Mark Weiser 1991, The Computer for the 21st Century
The goal of ambient intelligence is to make it possible for users to interact naturally with their environment. For environments to be truly intelligent systems they are being developed to learn needs and preferences of the occupants, diagnose situations and then react to them in a context specific way.
‘A digital environment that proactively, but sensibly, supports people in their daily lives’
Augusto Boal 2007, A Digital Revolution
This requires the system to be sensitive, achieved through the ability to classify complex human behaviour and respond to their needs with appropriate use of technology. For example, a heating system can detect is someone is present in the room, but for it to react appropriately it needs to consider a wider context, someone watching TV for example might require a warmer room than someone undertaking exercise.
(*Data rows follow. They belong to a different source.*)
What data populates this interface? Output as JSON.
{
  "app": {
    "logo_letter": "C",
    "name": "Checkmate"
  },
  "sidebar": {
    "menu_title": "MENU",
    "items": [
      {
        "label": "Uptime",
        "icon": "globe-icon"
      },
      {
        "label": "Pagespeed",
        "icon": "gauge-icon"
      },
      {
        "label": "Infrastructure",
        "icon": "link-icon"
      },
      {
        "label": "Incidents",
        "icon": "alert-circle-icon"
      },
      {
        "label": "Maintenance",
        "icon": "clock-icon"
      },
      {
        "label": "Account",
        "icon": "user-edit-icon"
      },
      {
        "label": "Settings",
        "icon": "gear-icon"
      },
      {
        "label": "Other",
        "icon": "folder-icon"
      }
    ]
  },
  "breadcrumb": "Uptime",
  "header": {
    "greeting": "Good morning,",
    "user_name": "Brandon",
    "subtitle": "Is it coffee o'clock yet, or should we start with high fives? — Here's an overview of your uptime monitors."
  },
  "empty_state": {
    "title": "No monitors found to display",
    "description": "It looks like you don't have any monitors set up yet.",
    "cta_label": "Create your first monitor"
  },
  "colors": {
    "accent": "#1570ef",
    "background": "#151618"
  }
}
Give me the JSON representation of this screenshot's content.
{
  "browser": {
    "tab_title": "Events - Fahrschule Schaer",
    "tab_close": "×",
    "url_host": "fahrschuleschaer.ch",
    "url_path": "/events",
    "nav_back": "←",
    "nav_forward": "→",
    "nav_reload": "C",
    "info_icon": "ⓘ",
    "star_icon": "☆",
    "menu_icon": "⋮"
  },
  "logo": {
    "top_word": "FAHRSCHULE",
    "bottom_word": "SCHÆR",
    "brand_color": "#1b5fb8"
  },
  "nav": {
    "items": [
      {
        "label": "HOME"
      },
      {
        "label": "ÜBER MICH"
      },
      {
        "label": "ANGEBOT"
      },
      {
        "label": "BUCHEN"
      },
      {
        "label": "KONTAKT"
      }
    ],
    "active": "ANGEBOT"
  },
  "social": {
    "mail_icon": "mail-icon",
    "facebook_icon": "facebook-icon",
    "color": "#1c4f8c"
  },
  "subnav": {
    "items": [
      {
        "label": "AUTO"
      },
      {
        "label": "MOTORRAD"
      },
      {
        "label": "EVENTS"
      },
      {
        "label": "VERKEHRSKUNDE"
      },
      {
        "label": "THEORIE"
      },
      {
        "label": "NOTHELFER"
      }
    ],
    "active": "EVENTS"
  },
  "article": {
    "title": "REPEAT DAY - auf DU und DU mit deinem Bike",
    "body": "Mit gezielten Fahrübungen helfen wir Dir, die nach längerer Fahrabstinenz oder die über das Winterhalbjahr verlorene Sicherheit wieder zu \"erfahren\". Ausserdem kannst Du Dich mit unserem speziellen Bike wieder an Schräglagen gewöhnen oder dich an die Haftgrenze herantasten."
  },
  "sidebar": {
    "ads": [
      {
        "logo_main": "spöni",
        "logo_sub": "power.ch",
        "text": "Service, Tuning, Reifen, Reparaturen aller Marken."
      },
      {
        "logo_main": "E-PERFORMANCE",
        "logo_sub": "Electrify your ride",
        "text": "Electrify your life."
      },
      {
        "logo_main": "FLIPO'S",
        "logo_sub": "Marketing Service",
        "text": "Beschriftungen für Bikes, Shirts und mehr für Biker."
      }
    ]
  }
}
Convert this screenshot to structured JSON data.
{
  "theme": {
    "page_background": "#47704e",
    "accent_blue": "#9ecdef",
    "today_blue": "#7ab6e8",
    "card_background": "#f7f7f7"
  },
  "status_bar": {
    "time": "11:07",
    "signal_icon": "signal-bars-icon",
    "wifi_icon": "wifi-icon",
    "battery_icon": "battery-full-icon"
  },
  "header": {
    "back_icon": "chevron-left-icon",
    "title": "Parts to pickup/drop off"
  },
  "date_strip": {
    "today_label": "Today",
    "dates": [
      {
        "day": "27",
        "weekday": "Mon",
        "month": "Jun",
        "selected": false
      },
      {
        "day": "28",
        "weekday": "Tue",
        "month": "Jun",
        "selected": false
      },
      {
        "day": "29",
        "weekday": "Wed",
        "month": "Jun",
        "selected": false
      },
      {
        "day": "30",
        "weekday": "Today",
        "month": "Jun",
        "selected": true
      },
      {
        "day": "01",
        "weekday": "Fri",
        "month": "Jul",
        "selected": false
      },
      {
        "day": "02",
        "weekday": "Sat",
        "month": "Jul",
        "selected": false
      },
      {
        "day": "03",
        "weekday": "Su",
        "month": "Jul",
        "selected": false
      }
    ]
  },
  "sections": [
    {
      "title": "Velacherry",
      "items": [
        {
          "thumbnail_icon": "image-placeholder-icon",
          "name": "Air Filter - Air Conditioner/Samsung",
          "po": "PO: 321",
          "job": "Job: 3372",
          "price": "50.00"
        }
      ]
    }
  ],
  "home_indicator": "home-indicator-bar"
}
The development of integrated technologies means that the home of tomorrow will be more like the home of yesterday that the home of today. The way we experience technological power is about to change. Technology and computers will no longer be seen as an intermittent step between a physical us and an outcome – but as Intelligent systems operated through interfaces that are an intuitive extension of our natural speech and movements, through touch panels, heat and weight sensors and intelligent cameras that track our eyeball movements. All striving to atomise our personal preferences with ease to provide extra convenience and help in everyday tasks.